SS: I was a starter for the Angels, then the Nationals saw me as someone who could come out of the pen, because National League teams use more pitchers. I went back to starting again here at the beginning of the year until my injury, which is why I’m back to relieving now. I’ve proven that I can do either. (Shell was on the disabled list all of June and July with an elbow injury.)
TW: Which do you prefer?
SS: There’s pluses and minuses to both but I look at it as the same anymore. I’m trying to get guys out. When the coach calls your name from the pen you start stretching. When you’re starting you can prepare your mind, and prepare for that particular start, throw a bullpen, take your time.
TW: Do you use the same pitches to get batters out doing both?
SS: My out-pitch pretty much depends on the batter. I’ve got four different pitches. I like my curve ball a lot. I throw it to both righties and lefties. I like to pitch to contact, throw strikes, not throw very many pitches. I like to let batters put the ball in play where the guys can field them. Strikeouts happen.
TW: When you’re in the bullpen for most of the game, do you watch the batters to see what they do?
SS: Mostly I like to watch the umpires, see how they’re calling the game. I’m always going to pitch to my strength, and I really don’t know the batters and their weaknesses. So I can see if the umpires have a tight strike zone, and then I know where to pitch to get strikes. If they call to one side or the other, I know where to throw it. You have to throw strikes when you come in in relief especially when runners are on base.
TW: You’ve had several minor injuries over the course of your career, but on July 26 last year you were hit in the face with a batted ball that fractured your right cheekbone. What do you remember about that?
SS: I don’t remember anything, just lying down on the ground. Not remembering what happened helped me to pitch again. Our trainer Tom Newburg came out and said, “Don’t move.” I couldn’t figure out why I couldn’t move because I felt fine. My wife and two-month-old-son flew out, and my parents came to help her. It took a long time to recover. I still have some numbness in my cheek. The batter called me at the hospital, and three of my teammates came to see me and prayed for me.
After I recovered I told the Mariners I wanted to play winter ball, and I went to Venezuela. Our current pitching coach, Jaime Navarro, was my pitching coach there. It was a great experience to play in another country.
TW: You’re only 27 but have you given any thought to what you might want to do after your playing days are over?

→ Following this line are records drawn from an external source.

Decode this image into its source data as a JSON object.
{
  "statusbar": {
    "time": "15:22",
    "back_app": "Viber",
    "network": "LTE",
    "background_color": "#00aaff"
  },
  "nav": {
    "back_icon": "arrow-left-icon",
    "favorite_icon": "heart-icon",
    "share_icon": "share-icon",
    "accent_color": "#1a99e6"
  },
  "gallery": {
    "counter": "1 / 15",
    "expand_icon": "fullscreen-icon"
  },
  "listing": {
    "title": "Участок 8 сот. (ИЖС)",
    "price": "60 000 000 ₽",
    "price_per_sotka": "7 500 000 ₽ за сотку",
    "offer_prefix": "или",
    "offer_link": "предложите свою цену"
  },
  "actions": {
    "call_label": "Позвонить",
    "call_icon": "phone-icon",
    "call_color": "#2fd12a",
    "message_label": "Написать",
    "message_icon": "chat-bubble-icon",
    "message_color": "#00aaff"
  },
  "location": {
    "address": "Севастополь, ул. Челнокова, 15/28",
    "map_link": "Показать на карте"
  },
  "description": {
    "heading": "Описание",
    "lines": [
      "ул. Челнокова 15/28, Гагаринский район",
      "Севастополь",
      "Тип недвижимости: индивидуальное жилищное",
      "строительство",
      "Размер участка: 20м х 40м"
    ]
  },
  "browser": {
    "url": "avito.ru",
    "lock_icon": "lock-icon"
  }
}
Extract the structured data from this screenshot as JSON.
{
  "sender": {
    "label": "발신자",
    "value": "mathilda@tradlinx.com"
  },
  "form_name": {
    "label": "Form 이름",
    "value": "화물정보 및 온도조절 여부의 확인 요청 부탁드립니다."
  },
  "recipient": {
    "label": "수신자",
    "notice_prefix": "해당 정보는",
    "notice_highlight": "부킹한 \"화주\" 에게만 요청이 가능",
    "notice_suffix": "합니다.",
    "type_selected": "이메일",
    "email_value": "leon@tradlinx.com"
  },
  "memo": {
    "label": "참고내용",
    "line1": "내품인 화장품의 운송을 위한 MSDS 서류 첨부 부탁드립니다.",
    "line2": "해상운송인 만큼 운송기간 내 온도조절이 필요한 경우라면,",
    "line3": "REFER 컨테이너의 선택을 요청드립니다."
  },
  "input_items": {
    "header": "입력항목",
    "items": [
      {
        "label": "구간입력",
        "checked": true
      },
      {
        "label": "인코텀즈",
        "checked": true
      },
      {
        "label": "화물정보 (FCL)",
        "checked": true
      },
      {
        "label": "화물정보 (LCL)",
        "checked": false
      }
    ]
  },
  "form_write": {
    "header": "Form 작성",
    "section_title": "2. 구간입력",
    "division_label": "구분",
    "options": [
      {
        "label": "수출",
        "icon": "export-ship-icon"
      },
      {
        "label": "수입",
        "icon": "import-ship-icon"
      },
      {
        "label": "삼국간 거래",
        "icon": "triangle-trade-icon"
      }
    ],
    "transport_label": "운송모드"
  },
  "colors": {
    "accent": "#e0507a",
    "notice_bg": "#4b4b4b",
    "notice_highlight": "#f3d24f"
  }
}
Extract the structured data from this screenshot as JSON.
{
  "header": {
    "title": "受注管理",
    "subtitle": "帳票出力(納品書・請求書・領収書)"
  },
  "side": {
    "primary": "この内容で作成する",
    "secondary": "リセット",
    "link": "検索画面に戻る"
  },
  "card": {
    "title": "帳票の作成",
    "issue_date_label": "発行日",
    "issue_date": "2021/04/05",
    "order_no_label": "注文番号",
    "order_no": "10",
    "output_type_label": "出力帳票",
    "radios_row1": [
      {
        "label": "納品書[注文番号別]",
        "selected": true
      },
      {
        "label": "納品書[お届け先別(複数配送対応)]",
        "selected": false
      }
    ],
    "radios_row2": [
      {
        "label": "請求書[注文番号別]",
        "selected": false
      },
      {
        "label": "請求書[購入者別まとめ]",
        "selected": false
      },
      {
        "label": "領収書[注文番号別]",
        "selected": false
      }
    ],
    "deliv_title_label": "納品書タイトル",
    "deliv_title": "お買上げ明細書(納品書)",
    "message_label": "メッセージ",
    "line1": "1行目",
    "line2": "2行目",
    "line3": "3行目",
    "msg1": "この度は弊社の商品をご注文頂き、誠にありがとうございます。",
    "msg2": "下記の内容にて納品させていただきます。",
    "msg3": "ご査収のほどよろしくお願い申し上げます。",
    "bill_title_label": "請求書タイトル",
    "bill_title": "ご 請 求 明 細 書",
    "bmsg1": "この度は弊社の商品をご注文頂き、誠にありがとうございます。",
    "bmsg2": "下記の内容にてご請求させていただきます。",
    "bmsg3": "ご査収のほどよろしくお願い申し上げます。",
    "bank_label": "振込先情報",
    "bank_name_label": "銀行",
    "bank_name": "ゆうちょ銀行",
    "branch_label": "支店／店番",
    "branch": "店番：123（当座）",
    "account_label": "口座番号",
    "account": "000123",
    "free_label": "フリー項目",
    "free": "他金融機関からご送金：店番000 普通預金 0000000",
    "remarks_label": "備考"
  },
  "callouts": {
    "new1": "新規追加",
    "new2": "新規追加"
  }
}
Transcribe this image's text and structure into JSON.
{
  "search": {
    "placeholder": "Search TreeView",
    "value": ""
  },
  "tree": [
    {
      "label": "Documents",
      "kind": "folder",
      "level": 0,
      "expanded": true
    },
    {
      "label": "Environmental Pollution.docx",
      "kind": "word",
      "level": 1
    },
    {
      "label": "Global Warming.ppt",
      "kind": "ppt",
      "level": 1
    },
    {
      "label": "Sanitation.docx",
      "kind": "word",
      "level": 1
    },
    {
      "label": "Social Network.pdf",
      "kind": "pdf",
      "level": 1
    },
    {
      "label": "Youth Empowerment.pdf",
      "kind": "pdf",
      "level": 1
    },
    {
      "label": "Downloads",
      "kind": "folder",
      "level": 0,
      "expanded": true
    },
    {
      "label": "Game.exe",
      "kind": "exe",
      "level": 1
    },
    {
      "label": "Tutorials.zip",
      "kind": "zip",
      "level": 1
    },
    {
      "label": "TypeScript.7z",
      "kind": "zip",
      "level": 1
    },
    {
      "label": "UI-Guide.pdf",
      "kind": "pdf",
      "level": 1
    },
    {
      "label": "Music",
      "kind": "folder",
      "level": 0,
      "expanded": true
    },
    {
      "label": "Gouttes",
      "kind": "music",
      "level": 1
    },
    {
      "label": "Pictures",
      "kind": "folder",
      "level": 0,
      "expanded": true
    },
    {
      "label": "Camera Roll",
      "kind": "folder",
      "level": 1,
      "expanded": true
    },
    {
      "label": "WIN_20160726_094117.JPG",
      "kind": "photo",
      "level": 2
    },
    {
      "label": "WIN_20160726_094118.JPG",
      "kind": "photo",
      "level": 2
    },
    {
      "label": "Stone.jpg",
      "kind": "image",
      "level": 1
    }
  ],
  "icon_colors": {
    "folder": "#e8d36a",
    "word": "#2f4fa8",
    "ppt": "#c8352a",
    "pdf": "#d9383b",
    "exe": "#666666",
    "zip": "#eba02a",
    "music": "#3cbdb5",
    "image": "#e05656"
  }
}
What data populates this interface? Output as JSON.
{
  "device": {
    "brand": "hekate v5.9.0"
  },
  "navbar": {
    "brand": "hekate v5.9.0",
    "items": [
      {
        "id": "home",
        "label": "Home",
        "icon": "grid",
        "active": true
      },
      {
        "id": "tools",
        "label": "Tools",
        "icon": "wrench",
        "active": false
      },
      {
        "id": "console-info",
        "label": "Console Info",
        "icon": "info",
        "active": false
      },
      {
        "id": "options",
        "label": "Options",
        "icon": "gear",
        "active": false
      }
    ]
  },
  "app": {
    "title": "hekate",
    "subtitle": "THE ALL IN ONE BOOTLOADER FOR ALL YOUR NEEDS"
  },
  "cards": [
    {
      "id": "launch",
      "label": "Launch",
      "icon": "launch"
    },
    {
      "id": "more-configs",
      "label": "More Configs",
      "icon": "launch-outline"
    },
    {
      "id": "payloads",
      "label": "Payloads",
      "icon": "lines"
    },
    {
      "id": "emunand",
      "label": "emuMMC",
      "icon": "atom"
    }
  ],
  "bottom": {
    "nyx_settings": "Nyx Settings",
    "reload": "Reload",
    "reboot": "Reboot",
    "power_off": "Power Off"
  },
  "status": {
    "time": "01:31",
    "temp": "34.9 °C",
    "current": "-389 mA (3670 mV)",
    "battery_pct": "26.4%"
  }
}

SS: I want to stay in baseball. I’d like to scout, maybe work my way up through the ranks to be an assistant to a general manager. I’m close to a scout back home. He takes me with him in the winter, teaches me about other parts of the game besides playing. I just love baseball and I want to stay in it as long as I can.